All the air seemed to go out of him. He did not look like a movie star, ankle-deep in mud, his rain-streaked makeup ashy and unnatural. He looked awkward, defeated, a small-town boy out of his depth.

“I don’t know what to say. I really am sorry.” He was back to Harold the human being again, shocked at his own outrageous behaviour.

“Stay away from me from now on.”

”Muriel, I really do like you. I mean it.”

“You like a lot of girls, Harold. I see it going on right under my nose.”

“But wouldn’t it be nice if we could be – “

No, Harold.”

"Muriel, you don't know how lonely. . . I mean, I just don't have time for friends. I think you're special."

Even though my body screamed forgive him, even though another part of me told me to slap him hard, to give him what he (and I) wanted, I had to walk away from him with my head high, and not look back.




After screaming abuse at him, let alone being caught kissing him out in the open, I was sure I would be immediately dismissed. But I was in for yet another surprise. The next morning the wardrobe mistress, the same one with the pins in her mouth, handed me a small folded-up note.
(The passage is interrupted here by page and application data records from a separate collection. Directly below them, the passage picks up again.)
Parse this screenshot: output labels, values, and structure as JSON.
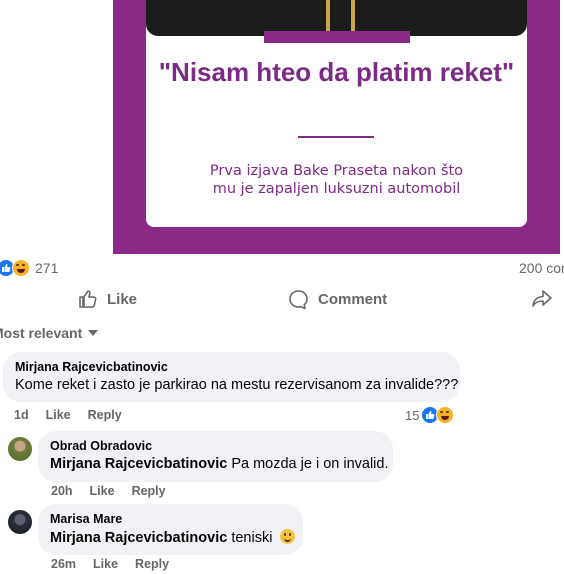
{
  "post": {
    "quote": "\"Nisam hteo da platim reket\"",
    "subtitle_line1": "Prva izjava Bake Praseta nakon što",
    "subtitle_line2": "mu je zapaljen luksuzni automobil"
  },
  "reactions": {
    "count": "271",
    "comments": "200 cor"
  },
  "actions": {
    "like": "Like",
    "comment": "Comment"
  },
  "sort": {
    "label": "Most relevant"
  },
  "comments": [
    {
      "author": "Mirjana Rajcevicbatinovic",
      "text": "Kome reket i zasto je parkirao na mestu rezervisanom za invalide???",
      "time": "1d",
      "like": "Like",
      "reply": "Reply",
      "reactions": "15"
    },
    {
      "author": "Obrad Obradovic",
      "mention": "Mirjana Rajcevicbatinovic",
      "text": "Pa mozda je i on invalid.",
      "time": "20h",
      "like": "Like",
      "reply": "Reply"
    },
    {
      "author": "Marisa Mare",
      "mention": "Mirjana Rajcevicbatinovic",
      "text": "teniski",
      "time": "26m",
      "like": "Like",
      "reply": "Reply"
    }
  ],
  "colors": {
    "brand_purple": "#8a2a86",
    "like_blue": "#1877f2",
    "muted": "#65676b",
    "bubble": "#f0f2f5"
  }
}
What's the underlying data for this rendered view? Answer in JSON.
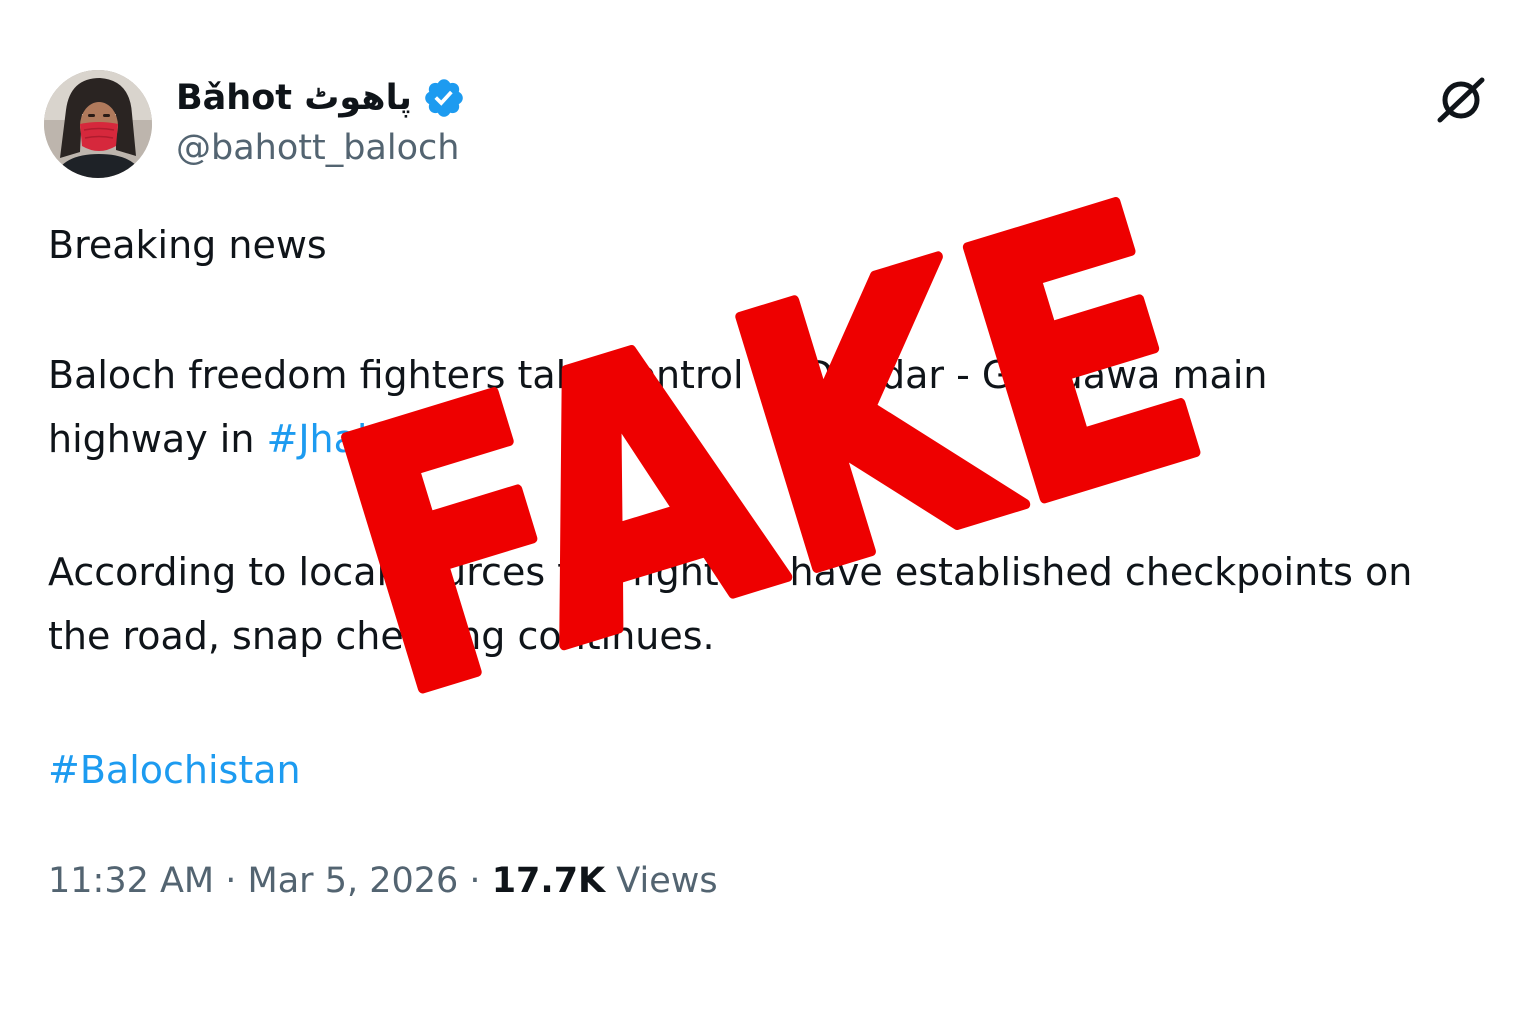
{
  "author": {
    "display_name": "Bǎhot پاهوٹ",
    "handle": "@bahott_baloch",
    "verified": true,
    "avatar": "avatar-person-red-mask"
  },
  "icons": {
    "verified": "verified-badge-icon",
    "grok": "grok-icon"
  },
  "tweet": {
    "line1": "Breaking news",
    "p2_line1": "Baloch freedom fighters take control of Dhadar - Gandawa main",
    "p2_line2_prefix": "highway in ",
    "p2_hashtag": "#Jhal",
    "p3_line1": "According to local sources the fighters have established checkpoints on",
    "p3_line2": "the road, snap checking continues.",
    "hashtag_footer": "#Balochistan"
  },
  "meta": {
    "time": "11:32 AM",
    "separator": " · ",
    "date": "Mar 5, 2026",
    "views_count": "17.7K",
    "views_label": " Views"
  },
  "stamp": {
    "text": "FAKE",
    "color": "#ee0000"
  },
  "colors": {
    "text": "#0f1419",
    "secondary": "#536471",
    "link": "#1d9bf0",
    "verified": "#1d9bf0"
  }
}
Dear Muriel, I hope you can find it in your heart to forgive me for the way I acted last night becaus I know I insulted your dignity and your womanhood and I would not be surprised if you didn't want to speak to me, ever again, But I hope you will stay with us, we  think you have talent and even the chance for a career someday if you keep out of the way the likes of me,  I am most awfuly sorry and I hope we can still be friends, Id like that very much. In my deepest apology, 

Harold

It was as if a small boy were apologizing for stealing an apple. It did not help that his handwriting looked almost like grade school printing, that his writing style was awkward and unsophisticated (the remnants of going to a dozen different schools). I wanted to tear it up, throw it out, burn it, but I folded it in half and secreted it in my diary, along with a photo of Bea, a copy of the Twenty-third Psalm, and a lock of my mother's hair.




Picture of a naked girl (this is only a test)